One thing which we previously knew, per the photos taken during WDW, was that there would be both a base and “S” variant of the SS. Today, we learned what will differentiate the versions, at least in terms of standard equipment. The S variant will utilize a fully adjustable Öhlins suspension, a quick shifter for shifting up and down through the gears without utilizing the clutch or having to roll off of the throttle, and a rear seat cover. Ducati has specified that some of this equipment will be available as optional equipment on the base SS. Too, the S adorns jewelry-like LED lighting. It is unclear at this time, however, whether or not this feature will be standard equipment, or if it will be available at all on the base model.
As many speculated previously, the SS will be powered by a 937cc, Testastretta engine, creating 113hp. This engine is derived from the 939 Hypermotard. Also, similarly to the Hypermotard, the SS will utilize a premium single-sided swing arm for optimal aesthetic simplicity. Ducati describes the performance sensation delivered by the engine as being “linear,” contributing to an accessible and predictable output of power from the bike.
Versatile seems to accurately describe the 939 SS, as the bike was created to bridge the gap between naked-standards and hardcore track bikes. The bike is said to be both at home around town, as well as on the twisty back roads. Too, the bike is well suited to medium distance touring, due to its 16 liter fuel capacity and adjustable windscreen, in addition to its already significant wind deflection from its fairings. To further adapt the bike to its purpose, three riding modes can be selected; Sport, Touring and Urban.

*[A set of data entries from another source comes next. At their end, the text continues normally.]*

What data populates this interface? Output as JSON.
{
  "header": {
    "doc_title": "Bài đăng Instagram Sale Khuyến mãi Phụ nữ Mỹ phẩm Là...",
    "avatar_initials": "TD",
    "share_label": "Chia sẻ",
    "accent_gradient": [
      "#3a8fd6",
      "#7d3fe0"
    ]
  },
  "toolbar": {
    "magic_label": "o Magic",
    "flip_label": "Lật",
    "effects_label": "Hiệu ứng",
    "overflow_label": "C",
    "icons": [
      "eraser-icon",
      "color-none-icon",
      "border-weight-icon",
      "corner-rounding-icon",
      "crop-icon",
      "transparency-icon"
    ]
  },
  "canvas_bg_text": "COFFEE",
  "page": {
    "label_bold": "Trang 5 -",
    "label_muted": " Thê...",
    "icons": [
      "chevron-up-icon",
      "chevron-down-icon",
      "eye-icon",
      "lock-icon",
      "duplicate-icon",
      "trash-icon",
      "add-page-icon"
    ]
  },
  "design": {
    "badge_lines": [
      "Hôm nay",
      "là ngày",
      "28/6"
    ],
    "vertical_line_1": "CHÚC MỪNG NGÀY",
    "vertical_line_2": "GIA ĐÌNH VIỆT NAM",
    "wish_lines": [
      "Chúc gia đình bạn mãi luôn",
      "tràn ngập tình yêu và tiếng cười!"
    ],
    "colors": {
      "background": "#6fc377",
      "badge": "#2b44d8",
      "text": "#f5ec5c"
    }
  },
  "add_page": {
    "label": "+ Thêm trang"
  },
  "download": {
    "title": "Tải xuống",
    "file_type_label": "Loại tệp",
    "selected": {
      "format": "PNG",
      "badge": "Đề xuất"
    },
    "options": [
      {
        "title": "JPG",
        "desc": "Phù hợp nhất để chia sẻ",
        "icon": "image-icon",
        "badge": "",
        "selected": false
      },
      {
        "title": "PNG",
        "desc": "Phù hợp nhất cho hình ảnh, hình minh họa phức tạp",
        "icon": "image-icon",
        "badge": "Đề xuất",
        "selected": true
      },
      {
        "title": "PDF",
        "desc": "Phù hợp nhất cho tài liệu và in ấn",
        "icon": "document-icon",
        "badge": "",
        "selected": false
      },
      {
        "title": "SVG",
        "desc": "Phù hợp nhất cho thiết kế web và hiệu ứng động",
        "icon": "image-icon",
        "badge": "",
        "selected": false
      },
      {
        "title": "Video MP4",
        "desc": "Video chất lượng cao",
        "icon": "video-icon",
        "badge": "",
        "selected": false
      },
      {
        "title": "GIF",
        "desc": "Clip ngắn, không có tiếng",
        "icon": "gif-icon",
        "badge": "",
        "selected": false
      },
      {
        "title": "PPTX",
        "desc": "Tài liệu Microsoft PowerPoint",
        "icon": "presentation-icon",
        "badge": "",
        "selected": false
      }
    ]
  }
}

Aside from its claimed “easy handling,” the bike features technology like Bosch derived ABS and DTC (Ducati Traction Control) to inspire confidence in the rider.
As for the bulky, Euro4 compliant exhaust unit shown, I am hopeful that similarly to the U.S. spec 959 Panigale, a physically discreet and attractive alternative is what makes its way on to U.S. bound SS models. Expected to be priced and positioned just below the 959 Panigale, the SS is slated to hit showrooms in March of 2017.